What it is:
Brown-Forman is one of the oldest and most established of the large spirits makers and whiskey producers in America. With a stable of products including everything from wines to Jack Daniel’s, there’s a good bet that if you’re reading this, you’ve got some B-F juice of some sort in your home right now.
Along with that huge portfolio of brands, Brown-Forman also owns their own cooperage, where barrels are made daily for their wide range of products. Coopers’ Craft celebrates that cooperage by highlighting the effects of wood on the bourbon. This is primarily accomplished through two steps- toasting their barrel staves before charring them, and then a filtering process that uses birch and beech wood.
Coopers’ Craft is packaged in a round non-descript bottle with a metal screw top. I’m not saying they completely mailed it in on this packaging, but they certainly didn’t try to make it appeal to serious bourbon aficionados.
This is light brown and gold, and the very low bottling proof is plainly evident in the glass.
Hints of beech wood, oak, and honey greet the nose. Overall, it’s not a greatly complex set of aromas, with the wood the most easily detectable of the otherwise mild product.
This starts out extremely mild and sweet on the tip of the tongue and really never ranges too far past that. The wood is evident, though it’s certainly not a heavily “woody” bourbon. The filtering process does impart a slight beech and birch profile to this bourbon, but even that is not overt. Aside from that note, this is pretty much straight forward low proof Old Forester.

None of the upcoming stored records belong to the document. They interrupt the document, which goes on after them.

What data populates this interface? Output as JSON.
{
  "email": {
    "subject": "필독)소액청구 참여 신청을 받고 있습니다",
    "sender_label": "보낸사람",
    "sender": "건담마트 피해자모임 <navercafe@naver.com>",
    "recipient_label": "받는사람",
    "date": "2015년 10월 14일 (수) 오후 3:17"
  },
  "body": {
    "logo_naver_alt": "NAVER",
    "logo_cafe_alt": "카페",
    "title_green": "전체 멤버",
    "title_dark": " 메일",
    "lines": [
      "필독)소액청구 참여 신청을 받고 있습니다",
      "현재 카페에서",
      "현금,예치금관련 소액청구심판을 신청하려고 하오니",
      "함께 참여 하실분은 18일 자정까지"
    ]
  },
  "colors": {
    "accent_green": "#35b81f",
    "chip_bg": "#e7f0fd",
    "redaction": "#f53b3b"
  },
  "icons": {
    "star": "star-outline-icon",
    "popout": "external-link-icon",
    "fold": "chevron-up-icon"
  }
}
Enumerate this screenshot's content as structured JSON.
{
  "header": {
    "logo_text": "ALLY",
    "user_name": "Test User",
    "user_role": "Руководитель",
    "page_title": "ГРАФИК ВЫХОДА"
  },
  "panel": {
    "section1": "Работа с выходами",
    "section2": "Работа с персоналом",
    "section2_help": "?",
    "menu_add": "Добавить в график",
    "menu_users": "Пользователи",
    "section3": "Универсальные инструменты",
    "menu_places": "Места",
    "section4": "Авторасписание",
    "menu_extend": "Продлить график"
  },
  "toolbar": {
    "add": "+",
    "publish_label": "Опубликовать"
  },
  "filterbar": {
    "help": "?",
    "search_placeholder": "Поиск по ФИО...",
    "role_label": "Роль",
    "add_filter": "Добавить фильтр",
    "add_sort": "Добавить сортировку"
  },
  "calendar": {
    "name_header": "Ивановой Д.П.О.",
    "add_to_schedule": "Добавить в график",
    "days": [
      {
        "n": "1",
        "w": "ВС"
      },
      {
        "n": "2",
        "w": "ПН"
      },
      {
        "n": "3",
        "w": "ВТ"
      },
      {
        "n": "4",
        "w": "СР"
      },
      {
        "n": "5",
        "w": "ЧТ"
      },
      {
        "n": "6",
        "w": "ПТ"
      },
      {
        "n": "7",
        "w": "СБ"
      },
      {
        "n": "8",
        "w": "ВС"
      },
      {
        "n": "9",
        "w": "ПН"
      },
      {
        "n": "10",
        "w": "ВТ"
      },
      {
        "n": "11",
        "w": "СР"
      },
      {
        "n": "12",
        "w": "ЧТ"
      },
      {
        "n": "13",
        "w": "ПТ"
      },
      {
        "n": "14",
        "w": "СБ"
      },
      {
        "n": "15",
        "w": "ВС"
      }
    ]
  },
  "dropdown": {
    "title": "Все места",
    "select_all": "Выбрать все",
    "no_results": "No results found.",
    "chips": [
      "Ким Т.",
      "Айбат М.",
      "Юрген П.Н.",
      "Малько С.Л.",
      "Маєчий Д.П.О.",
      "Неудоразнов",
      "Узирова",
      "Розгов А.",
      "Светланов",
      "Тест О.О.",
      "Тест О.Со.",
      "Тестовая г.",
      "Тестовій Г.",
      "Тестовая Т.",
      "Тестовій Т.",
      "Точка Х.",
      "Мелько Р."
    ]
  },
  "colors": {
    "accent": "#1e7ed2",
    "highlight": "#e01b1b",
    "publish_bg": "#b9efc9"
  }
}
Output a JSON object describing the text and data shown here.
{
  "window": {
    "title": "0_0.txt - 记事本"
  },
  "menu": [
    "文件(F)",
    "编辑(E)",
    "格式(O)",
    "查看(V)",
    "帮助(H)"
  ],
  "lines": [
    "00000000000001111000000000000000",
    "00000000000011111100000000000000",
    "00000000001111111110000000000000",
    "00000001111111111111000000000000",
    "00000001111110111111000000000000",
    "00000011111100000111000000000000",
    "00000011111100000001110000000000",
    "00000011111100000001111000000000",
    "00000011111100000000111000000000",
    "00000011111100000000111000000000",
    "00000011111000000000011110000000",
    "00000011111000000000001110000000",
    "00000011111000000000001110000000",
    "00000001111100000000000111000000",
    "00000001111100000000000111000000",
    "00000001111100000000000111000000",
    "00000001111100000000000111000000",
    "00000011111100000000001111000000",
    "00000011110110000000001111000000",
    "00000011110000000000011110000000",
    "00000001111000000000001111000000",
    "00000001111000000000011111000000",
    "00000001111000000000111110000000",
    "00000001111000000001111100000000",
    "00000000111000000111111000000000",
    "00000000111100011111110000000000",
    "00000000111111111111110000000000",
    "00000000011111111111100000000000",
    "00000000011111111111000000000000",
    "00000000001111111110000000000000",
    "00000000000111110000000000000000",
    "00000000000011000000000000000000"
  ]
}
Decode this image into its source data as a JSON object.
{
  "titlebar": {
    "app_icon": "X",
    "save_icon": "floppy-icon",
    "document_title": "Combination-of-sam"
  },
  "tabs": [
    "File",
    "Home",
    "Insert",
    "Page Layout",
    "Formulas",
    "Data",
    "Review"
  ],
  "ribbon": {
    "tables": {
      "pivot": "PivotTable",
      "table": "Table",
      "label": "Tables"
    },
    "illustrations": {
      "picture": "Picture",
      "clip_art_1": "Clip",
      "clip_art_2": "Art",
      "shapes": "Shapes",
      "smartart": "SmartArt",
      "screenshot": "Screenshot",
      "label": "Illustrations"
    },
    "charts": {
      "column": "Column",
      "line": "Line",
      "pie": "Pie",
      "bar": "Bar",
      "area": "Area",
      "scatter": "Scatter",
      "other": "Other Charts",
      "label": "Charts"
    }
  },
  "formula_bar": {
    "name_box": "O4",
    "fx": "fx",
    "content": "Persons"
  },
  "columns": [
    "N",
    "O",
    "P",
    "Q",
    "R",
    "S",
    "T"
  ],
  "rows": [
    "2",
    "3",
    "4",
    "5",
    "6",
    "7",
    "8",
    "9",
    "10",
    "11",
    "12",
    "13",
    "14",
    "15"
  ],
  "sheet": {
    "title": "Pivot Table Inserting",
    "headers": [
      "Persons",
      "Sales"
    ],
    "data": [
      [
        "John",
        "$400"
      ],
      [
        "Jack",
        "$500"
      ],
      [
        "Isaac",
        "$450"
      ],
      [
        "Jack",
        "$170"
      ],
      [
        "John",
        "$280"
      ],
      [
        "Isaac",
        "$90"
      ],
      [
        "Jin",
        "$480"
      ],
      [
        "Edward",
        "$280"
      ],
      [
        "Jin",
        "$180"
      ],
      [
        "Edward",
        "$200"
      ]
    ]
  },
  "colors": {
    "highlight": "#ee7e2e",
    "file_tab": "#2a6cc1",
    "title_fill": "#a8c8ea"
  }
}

If you like Old Forester, my suggestion would be to stick to Old Forester. There’s certainly nothing wrong with this bourbon, but at $32.99, it’s as expensive as Old Forester Signature, which at 100 proof is a superior and more complex bourbon. In fact, the low proof on this is probably a double-edged sword for Brown-Forman. Any stronger, and the alcohol would likely overwhelm the subtle barrel flavors they’re going for. To remedy that, they would have had to barrel this at a higher proof, but also put some significant age on this bottle, more than what I would guess to be the current 4ish years old, and that clearly wasn’t in the business plan. At 82.2 proof, this comes off as a little bland, somewhat boring, and completely redundant given the other Old Forester labels already available.
ModernThirst.com Score: 84 out of 100
Under aged, under proofed, and unremarkable. There's nothing inherently wrong with this bourbon except that there's nothing particularly good about it. With a wide range of Old Forester labels already on the market, this is redundant.